Ever poo-poohed your therapist’s suggestion to follow them in some quick breathing exercises before your massage? Far from being pseudoscience quackery, scientific research has shown that controlled breathing can quickly reduce nervousness and introduce a feeling of calm. But just how?
When you’re feeling anxious and stressed, two key parts of your body are involved: your brain and your nervous system.
The region of the brain that deals with current thoughts is known as the prefrontal cortex. This area is used to store and process live decision making and behaviour and is often referred to as your “working memory”. Worrying and anxiety are by their very nature current thoughts, and so handled in this part of the brain.
The more anxious you become, the more your working memory fills up. As your working memory begins to fill up with worry concerns, it has less capacity to handle calming thoughts, so you get even more wound up. This viscous circle is one of the factors that can cause panic attacks.
The throbbing heartbeat, trembling muscles, beads of sweat and accelerated breathing you may also suffer when stressed arise from signals sent by your sympathetic nervous system. This is the part of your nervous system that is known for the “flight, fight or freeze” response when unexpected or undesirable situations arise.
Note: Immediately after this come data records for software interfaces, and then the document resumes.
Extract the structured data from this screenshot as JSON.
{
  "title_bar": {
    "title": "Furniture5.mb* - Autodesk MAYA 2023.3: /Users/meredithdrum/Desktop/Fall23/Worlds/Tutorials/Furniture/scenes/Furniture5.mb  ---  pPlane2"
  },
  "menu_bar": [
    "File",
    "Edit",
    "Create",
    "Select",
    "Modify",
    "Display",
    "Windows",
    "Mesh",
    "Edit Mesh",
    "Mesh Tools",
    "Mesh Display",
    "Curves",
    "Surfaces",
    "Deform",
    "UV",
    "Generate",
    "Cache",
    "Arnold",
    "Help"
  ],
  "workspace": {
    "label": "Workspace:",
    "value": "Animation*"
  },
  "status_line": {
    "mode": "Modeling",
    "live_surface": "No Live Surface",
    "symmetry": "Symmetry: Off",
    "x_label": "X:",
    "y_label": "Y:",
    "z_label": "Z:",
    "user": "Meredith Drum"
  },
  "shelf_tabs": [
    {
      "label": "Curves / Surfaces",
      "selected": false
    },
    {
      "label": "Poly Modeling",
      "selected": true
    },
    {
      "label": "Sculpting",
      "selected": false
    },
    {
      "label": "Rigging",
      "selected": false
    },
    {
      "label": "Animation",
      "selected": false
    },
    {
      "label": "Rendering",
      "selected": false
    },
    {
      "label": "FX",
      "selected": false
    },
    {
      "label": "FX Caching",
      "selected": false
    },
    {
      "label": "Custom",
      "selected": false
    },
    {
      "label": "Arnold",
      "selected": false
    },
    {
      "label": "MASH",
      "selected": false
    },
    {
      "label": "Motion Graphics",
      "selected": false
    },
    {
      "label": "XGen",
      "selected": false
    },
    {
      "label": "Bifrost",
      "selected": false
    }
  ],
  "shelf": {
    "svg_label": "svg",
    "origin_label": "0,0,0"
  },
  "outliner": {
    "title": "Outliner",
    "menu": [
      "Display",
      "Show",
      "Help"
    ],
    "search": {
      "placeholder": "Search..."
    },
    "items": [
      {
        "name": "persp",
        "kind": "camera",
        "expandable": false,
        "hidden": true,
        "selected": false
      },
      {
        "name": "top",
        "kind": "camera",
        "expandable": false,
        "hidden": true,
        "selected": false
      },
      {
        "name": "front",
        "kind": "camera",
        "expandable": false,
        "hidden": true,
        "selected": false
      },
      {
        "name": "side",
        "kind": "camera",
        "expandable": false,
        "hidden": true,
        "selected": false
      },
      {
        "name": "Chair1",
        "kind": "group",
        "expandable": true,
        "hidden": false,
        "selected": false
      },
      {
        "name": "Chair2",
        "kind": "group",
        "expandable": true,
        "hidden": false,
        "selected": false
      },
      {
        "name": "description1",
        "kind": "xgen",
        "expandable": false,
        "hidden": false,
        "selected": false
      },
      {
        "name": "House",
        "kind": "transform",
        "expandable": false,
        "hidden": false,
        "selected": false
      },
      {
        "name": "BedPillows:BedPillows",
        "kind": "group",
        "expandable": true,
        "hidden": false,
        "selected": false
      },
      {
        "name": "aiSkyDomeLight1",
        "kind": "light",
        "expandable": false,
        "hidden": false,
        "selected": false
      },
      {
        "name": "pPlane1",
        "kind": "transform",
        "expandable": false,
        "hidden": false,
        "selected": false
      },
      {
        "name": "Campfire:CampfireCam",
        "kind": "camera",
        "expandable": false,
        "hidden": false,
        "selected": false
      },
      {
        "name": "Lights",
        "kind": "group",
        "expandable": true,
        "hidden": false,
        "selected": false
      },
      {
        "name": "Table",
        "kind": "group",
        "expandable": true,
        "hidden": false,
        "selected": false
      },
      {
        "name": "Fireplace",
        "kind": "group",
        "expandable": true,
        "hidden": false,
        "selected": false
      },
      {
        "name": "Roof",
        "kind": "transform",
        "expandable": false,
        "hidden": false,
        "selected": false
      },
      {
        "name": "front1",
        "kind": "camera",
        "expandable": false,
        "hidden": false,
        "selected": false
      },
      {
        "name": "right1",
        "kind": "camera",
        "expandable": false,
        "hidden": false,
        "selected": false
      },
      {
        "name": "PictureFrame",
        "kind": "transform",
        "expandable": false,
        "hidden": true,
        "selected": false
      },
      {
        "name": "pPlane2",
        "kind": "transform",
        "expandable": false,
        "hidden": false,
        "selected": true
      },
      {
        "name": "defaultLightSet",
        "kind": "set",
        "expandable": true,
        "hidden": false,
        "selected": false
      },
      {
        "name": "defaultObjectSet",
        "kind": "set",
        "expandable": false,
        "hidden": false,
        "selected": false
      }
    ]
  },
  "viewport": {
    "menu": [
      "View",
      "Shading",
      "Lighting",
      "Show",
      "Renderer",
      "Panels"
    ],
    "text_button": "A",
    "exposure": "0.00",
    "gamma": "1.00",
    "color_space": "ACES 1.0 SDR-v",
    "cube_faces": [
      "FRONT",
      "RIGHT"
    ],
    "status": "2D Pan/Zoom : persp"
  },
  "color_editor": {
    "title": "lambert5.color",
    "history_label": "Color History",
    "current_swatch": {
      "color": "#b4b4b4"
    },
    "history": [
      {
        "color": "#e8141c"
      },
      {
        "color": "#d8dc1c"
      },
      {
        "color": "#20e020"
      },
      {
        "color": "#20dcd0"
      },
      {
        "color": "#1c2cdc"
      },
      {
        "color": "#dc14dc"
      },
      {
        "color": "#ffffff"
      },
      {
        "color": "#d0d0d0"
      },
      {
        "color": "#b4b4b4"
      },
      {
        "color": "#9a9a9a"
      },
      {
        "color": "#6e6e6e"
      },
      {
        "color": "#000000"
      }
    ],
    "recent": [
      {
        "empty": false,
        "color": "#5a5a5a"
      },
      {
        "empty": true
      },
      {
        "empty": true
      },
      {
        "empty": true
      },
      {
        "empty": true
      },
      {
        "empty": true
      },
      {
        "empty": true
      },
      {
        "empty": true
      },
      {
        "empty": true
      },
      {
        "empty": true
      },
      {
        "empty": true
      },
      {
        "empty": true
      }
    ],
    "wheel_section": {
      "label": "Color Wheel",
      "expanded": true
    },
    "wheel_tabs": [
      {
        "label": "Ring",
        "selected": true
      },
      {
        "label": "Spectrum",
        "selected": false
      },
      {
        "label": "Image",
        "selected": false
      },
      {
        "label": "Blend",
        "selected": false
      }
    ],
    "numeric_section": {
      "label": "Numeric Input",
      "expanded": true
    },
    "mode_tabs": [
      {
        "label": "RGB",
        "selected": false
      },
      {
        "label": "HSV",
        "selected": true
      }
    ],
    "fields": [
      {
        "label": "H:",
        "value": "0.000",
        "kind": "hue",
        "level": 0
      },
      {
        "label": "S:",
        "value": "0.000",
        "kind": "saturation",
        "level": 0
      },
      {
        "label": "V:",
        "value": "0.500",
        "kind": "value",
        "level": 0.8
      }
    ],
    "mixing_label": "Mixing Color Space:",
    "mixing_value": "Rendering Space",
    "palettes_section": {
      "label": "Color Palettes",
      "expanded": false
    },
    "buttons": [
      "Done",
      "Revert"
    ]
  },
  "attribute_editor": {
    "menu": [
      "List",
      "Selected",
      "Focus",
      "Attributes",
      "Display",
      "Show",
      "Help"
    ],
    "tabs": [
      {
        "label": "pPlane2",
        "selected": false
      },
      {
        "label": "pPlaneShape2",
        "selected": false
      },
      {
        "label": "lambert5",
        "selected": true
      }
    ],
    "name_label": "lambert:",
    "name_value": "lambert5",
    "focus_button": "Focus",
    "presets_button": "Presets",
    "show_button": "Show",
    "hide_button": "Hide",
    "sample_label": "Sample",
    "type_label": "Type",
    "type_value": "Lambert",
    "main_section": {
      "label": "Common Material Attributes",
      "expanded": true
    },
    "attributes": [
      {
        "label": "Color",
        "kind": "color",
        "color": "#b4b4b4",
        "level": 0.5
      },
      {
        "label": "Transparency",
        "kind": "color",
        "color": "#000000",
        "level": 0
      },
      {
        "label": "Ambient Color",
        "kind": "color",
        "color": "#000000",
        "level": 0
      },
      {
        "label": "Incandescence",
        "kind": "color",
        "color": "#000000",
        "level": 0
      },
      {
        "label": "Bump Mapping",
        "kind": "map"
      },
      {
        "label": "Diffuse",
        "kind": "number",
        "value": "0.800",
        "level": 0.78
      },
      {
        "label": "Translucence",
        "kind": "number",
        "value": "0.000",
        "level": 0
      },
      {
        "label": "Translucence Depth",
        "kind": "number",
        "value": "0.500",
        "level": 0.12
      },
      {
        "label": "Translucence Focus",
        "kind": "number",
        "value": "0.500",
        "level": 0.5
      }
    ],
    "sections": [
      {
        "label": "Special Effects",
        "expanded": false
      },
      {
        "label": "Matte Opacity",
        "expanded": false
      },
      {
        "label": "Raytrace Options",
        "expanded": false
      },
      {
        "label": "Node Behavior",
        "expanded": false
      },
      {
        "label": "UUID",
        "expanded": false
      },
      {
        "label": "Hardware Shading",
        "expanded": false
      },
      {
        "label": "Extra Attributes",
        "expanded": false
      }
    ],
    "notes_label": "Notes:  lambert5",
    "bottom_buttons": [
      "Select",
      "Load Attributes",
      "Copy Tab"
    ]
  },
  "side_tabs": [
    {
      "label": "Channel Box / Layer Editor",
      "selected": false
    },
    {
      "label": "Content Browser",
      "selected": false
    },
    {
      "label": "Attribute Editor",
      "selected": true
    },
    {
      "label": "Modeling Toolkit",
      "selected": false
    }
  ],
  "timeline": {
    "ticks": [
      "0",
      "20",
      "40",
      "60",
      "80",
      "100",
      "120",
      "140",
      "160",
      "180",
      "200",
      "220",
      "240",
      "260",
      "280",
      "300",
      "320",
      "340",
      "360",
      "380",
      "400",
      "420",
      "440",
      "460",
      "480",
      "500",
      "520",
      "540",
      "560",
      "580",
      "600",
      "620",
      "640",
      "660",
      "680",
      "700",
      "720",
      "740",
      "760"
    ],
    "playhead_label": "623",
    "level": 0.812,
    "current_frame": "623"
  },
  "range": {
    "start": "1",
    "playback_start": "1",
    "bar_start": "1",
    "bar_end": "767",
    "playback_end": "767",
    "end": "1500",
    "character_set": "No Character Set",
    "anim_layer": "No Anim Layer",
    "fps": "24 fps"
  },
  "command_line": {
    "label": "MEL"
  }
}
Breathing exercises are known to trigger the part of your nervous system which is specifically designed to prevent your body from over stressing: the parasympathetic nervous system.
The problem is, if your working memory is already at full capacity with negative thoughts, it can be difficult to focus on thinking about performing calming exercises.
The solution is to use a multi-sensory approach to subtly shift your mind’s focus and begin to free up that working memory. One popular technique which can achieve this is the Five Finger Breathing routine.
The five finger breathing exercise uses touch, sight and awareness simultaneously to naturally flush your working memory. At the same time, deep exhaling initiates the parasympathetic nervous system response of lowering heart rate and blood pressure, leaving you feeling calmer and more composed.
Step 1: Spread out the fingers of your right hand with the palm facing you. Place the tip of the index finger from your left hand at the outside base edge of the smallest finger.
Step 2: Breathe in slowly and, at the same time, trace your index finger up along the side until it reaches the top of the small finger. Your intake of breath should be slow but natural.
Step 3: When you reach the tip, pause for a second. Then trace back down the other side of the small finger whilst exhaling deeply.
Step 4: Continue in the same way up and down the edges of your ring finger, breathing in on your way up, pausing and then exhaling on your way down.
Step 5: Repeat along all four fingers and thumb. When you reach the end, take three deep breaths and retrace your route, in the same staged manner, all the way back to the smallest finger.
With your working memory flushed and your heart rate reduced, you should immediately feel a bit calmer and have increased mental capacity to focus on more positive thoughts.